When American film actor, Robin Williams who suffered from depression committed suicide, Kenyan writer Ted Malanda mourned, “I can’t wrap my mind around the fact that depression is an illness. In fact, it is such a non-issue that African languages never bothered to create a word for it”.
Derrick Mbuga Kizza, the executive director of Mental Health Uganda, says such misconceptions largely explain why victims of depression, just like other mental health problems, end up in the hands of traditional healers and herbalists. A lot of mystery surrounds its cause, symptoms, treatment and care.
Dr Ethel Nakimuli Mpungu, a psychiatrist, says tragic events where one takes their life happen and are common among people who have been struggling with mental illness all their lives.
Dr Nakimuli says those who suffer from mental illness all their lives need our support so that they can live with the illness.
According to World Health Organisation (WHO), mental health is a state of wellbeing in which an individual realises their potential in life, can cope with stressful situations, be able to have meaningful relationships, make meaningful decisions that lead to optimal work productivity and contribution to their community
Our mental health lies on a spectrum with one end being good mental health and the other bad. “We are all somewhere on this line hoping we stay on the good side. But stresses beyond our control push us to the bad side,” Dr Nakimuli shares.
The stresses include social issues such as financial loss, marital conflict, and unemployment; psychological issues such as uncertainty, sexual abuse, demotivation, discrimination, and fear; and biological issues such as genes, alcohol, drug abuse and chronic diseases.
For example, if you have genes that make you prone to mental illness, you ought to be extra vigilant of stressful situations so that you are not pushed to the bad end.
Dr Nakimuli adds that some illness is genetic such as bipolar disorder. “If someone has it, there is a 90 per cent chance that another member of their family has it. Therefore, knowledge of your family history is very important,” she says.
From its name, the disease has two poles, at one pole, individuals feel very low, down, depressed, have no energy, want to isolate themselves, lose interest to work as well as in things that used to make them happy.
At the other pole, people are hyper, with so many ideas running through their minds. “At this pole, persons are also impulsive where they act without thought. For example, they could see a job advert and quickly apply for it even when they already have a job. In the end, they make bad decisions. They also suffer from impaired judgment, extravagance where they spend money in a blink of an eye,” Dr Nakimuli explains.
When you see such signs, especially, lack of sleep, racing thoughts, too many ideas, it is really time to talk to a professional.
“People suffering from mental illness, especially during this difficult time of Covid-19 should be encouraged to go to their doctor or psychiatrist for review and to get help on how to manage the difficult social circumstances they may be facing,” Dr Nakimuli adds.
Culture, religion and depression

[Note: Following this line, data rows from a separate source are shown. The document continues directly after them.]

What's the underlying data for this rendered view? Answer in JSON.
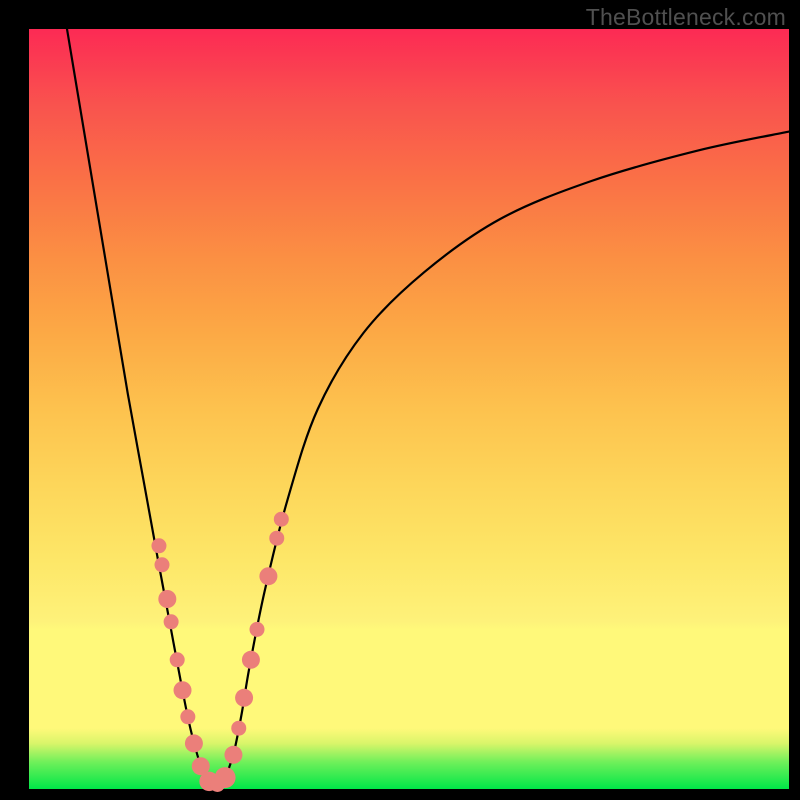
{
  "watermark": "TheBottleneck.com",
  "colors": {
    "frame": "#000000",
    "curve_stroke": "#000000",
    "marker_fill": "#eb7f7a",
    "gradient_top": "#fc2a54",
    "gradient_mid_orange": "#fb8f43",
    "gradient_mid_yellow": "#fde768",
    "gradient_light_band": "#fff97a",
    "gradient_bottom": "#00e648"
  },
  "chart_data": {
    "type": "line",
    "title": "",
    "xlabel": "",
    "ylabel": "",
    "xlim": [
      0,
      100
    ],
    "ylim": [
      0,
      100
    ],
    "legend": null,
    "grid": false,
    "series": [
      {
        "name": "bottleneck-curve",
        "x": [
          5,
          7,
          9,
          11,
          13,
          15,
          17,
          18.5,
          20,
          21,
          22,
          23,
          24,
          25,
          26,
          27,
          28,
          29,
          31,
          34,
          38,
          44,
          52,
          62,
          74,
          88,
          100
        ],
        "y": [
          100,
          88,
          76,
          64,
          52,
          41,
          30,
          22,
          14,
          9,
          5,
          2,
          0.5,
          0.5,
          2,
          5,
          10,
          16,
          26,
          38,
          50,
          60,
          68,
          75,
          80,
          84,
          86.5
        ]
      }
    ],
    "markers": [
      {
        "x": 17.1,
        "y": 32.0,
        "r": 1.0
      },
      {
        "x": 17.5,
        "y": 29.5,
        "r": 1.0
      },
      {
        "x": 18.2,
        "y": 25.0,
        "r": 1.2
      },
      {
        "x": 18.7,
        "y": 22.0,
        "r": 1.0
      },
      {
        "x": 19.5,
        "y": 17.0,
        "r": 1.0
      },
      {
        "x": 20.2,
        "y": 13.0,
        "r": 1.2
      },
      {
        "x": 20.9,
        "y": 9.5,
        "r": 1.0
      },
      {
        "x": 21.7,
        "y": 6.0,
        "r": 1.2
      },
      {
        "x": 22.6,
        "y": 3.0,
        "r": 1.2
      },
      {
        "x": 23.7,
        "y": 1.0,
        "r": 1.3
      },
      {
        "x": 24.8,
        "y": 0.6,
        "r": 1.0
      },
      {
        "x": 25.8,
        "y": 1.5,
        "r": 1.4
      },
      {
        "x": 26.9,
        "y": 4.5,
        "r": 1.2
      },
      {
        "x": 27.6,
        "y": 8.0,
        "r": 1.0
      },
      {
        "x": 28.3,
        "y": 12.0,
        "r": 1.2
      },
      {
        "x": 29.2,
        "y": 17.0,
        "r": 1.2
      },
      {
        "x": 30.0,
        "y": 21.0,
        "r": 1.0
      },
      {
        "x": 31.5,
        "y": 28.0,
        "r": 1.2
      },
      {
        "x": 32.6,
        "y": 33.0,
        "r": 1.0
      },
      {
        "x": 33.2,
        "y": 35.5,
        "r": 1.0
      }
    ]
  }
}
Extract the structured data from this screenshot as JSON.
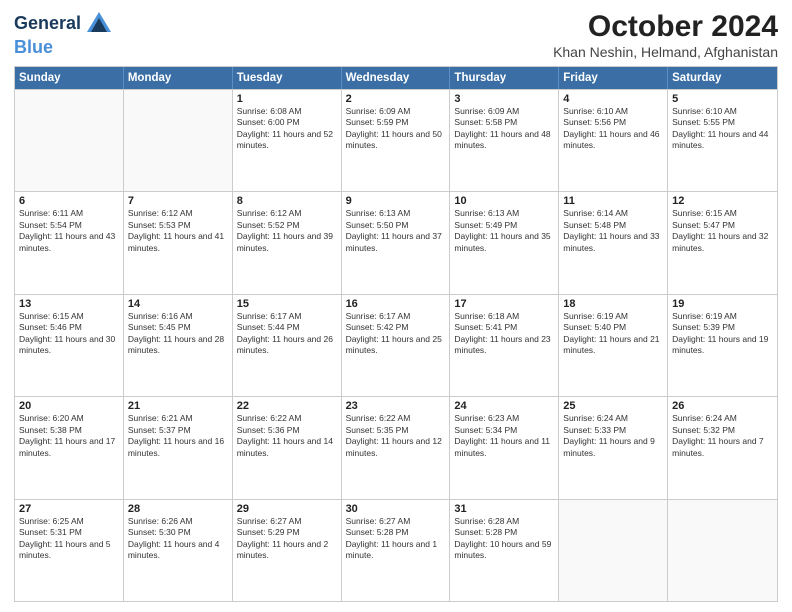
{
  "header": {
    "logo_line1": "General",
    "logo_line2": "Blue",
    "title": "October 2024",
    "subtitle": "Khan Neshin, Helmand, Afghanistan"
  },
  "calendar": {
    "days_of_week": [
      "Sunday",
      "Monday",
      "Tuesday",
      "Wednesday",
      "Thursday",
      "Friday",
      "Saturday"
    ],
    "weeks": [
      [
        {
          "day": "",
          "info": ""
        },
        {
          "day": "",
          "info": ""
        },
        {
          "day": "1",
          "info": "Sunrise: 6:08 AM\nSunset: 6:00 PM\nDaylight: 11 hours and 52 minutes."
        },
        {
          "day": "2",
          "info": "Sunrise: 6:09 AM\nSunset: 5:59 PM\nDaylight: 11 hours and 50 minutes."
        },
        {
          "day": "3",
          "info": "Sunrise: 6:09 AM\nSunset: 5:58 PM\nDaylight: 11 hours and 48 minutes."
        },
        {
          "day": "4",
          "info": "Sunrise: 6:10 AM\nSunset: 5:56 PM\nDaylight: 11 hours and 46 minutes."
        },
        {
          "day": "5",
          "info": "Sunrise: 6:10 AM\nSunset: 5:55 PM\nDaylight: 11 hours and 44 minutes."
        }
      ],
      [
        {
          "day": "6",
          "info": "Sunrise: 6:11 AM\nSunset: 5:54 PM\nDaylight: 11 hours and 43 minutes."
        },
        {
          "day": "7",
          "info": "Sunrise: 6:12 AM\nSunset: 5:53 PM\nDaylight: 11 hours and 41 minutes."
        },
        {
          "day": "8",
          "info": "Sunrise: 6:12 AM\nSunset: 5:52 PM\nDaylight: 11 hours and 39 minutes."
        },
        {
          "day": "9",
          "info": "Sunrise: 6:13 AM\nSunset: 5:50 PM\nDaylight: 11 hours and 37 minutes."
        },
        {
          "day": "10",
          "info": "Sunrise: 6:13 AM\nSunset: 5:49 PM\nDaylight: 11 hours and 35 minutes."
        },
        {
          "day": "11",
          "info": "Sunrise: 6:14 AM\nSunset: 5:48 PM\nDaylight: 11 hours and 33 minutes."
        },
        {
          "day": "12",
          "info": "Sunrise: 6:15 AM\nSunset: 5:47 PM\nDaylight: 11 hours and 32 minutes."
        }
      ],
      [
        {
          "day": "13",
          "info": "Sunrise: 6:15 AM\nSunset: 5:46 PM\nDaylight: 11 hours and 30 minutes."
        },
        {
          "day": "14",
          "info": "Sunrise: 6:16 AM\nSunset: 5:45 PM\nDaylight: 11 hours and 28 minutes."
        },
        {
          "day": "15",
          "info": "Sunrise: 6:17 AM\nSunset: 5:44 PM\nDaylight: 11 hours and 26 minutes."
        },
        {
          "day": "16",
          "info": "Sunrise: 6:17 AM\nSunset: 5:42 PM\nDaylight: 11 hours and 25 minutes."
        },
        {
          "day": "17",
          "info": "Sunrise: 6:18 AM\nSunset: 5:41 PM\nDaylight: 11 hours and 23 minutes."
        },
        {
          "day": "18",
          "info": "Sunrise: 6:19 AM\nSunset: 5:40 PM\nDaylight: 11 hours and 21 minutes."
        },
        {
          "day": "19",
          "info": "Sunrise: 6:19 AM\nSunset: 5:39 PM\nDaylight: 11 hours and 19 minutes."
        }
      ],
      [
        {
          "day": "20",
          "info": "Sunrise: 6:20 AM\nSunset: 5:38 PM\nDaylight: 11 hours and 17 minutes."
        },
        {
          "day": "21",
          "info": "Sunrise: 6:21 AM\nSunset: 5:37 PM\nDaylight: 11 hours and 16 minutes."
        },
        {
          "day": "22",
          "info": "Sunrise: 6:22 AM\nSunset: 5:36 PM\nDaylight: 11 hours and 14 minutes."
        },
        {
          "day": "23",
          "info": "Sunrise: 6:22 AM\nSunset: 5:35 PM\nDaylight: 11 hours and 12 minutes."
        },
        {
          "day": "24",
          "info": "Sunrise: 6:23 AM\nSunset: 5:34 PM\nDaylight: 11 hours and 11 minutes."
        },
        {
          "day": "25",
          "info": "Sunrise: 6:24 AM\nSunset: 5:33 PM\nDaylight: 11 hours and 9 minutes."
        },
        {
          "day": "26",
          "info": "Sunrise: 6:24 AM\nSunset: 5:32 PM\nDaylight: 11 hours and 7 minutes."
        }
      ],
      [
        {
          "day": "27",
          "info": "Sunrise: 6:25 AM\nSunset: 5:31 PM\nDaylight: 11 hours and 5 minutes."
        },
        {
          "day": "28",
          "info": "Sunrise: 6:26 AM\nSunset: 5:30 PM\nDaylight: 11 hours and 4 minutes."
        },
        {
          "day": "29",
          "info": "Sunrise: 6:27 AM\nSunset: 5:29 PM\nDaylight: 11 hours and 2 minutes."
        },
        {
          "day": "30",
          "info": "Sunrise: 6:27 AM\nSunset: 5:28 PM\nDaylight: 11 hours and 1 minute."
        },
        {
          "day": "31",
          "info": "Sunrise: 6:28 AM\nSunset: 5:28 PM\nDaylight: 10 hours and 59 minutes."
        },
        {
          "day": "",
          "info": ""
        },
        {
          "day": "",
          "info": ""
        }
      ]
    ]
  }
}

We are social beings, brought together by many things of which culture and religion are major pillars. Doreen Kanyesigye, a mental health activist, says religion and culture bare a huge influence on our cognitive processes, perception of reality, interpretation of events that occur in our lives and both have particular aspects that can worsen depression
In regards to religion or spirituality, Kanyesigye says it upholds the existence of a higher being, God, who loves, and cares for us and knows us on a personal level. “To that end, it provides a deep sense of hope and resilience in the middle of difficult times because you are assured of this higher being helping you overcome. Hence, a protective factor against depression,” she says.
But where religion is dominated by rules, codes of conduct that are very deep sources of stigma against mental health-related illnesses, depression is heightened.
“I know that several depressed people in the church are very ashamed of seeking help because they perceive that as being weak and not religious enough. As such, they would rather keep quiet and suffer silently,” Kenyesigye says.
Kizza says the church perception on depression varies. “Many people with depression seek solace in church because it can be a great avenue for providing psychosocial support. However, because of lack of regulation, they can also be centres for wrong or unfounded information and abuse. For example, some victims are asked to get off treatment under the belief that God can heal someone so medication is not necessary,” he shares.
Kanyesigye says culture has a two-pronged impact on the prevalence of depression. “Cultures that foster a sense of togetherness act as a form of protection, especially by availing a deep sense of community support, such as having someone to go to when faced with a challenge.
However, that is usually curtailed by our culture’s perception of vulnerability. For example in Uganda, some cultures perceive emotional vulnerability as being weak, not man enough which inadvertently impede seeking emotional help,” he says.
Derrick Mbuga Kizza, the executive director of Mental Health Uganda, adds that to deal with depression, one should have a support system as they walk towards recovery.
“In cases where you find family and community ties intact, you are likely to get lots of support unlike heterogeneous communities as is the case in urban centres. Social distancing, for instance, may accelerate depression as it limits interaction,” he shares. Therefore, social stability and functional relationships go a long way in addressing depression.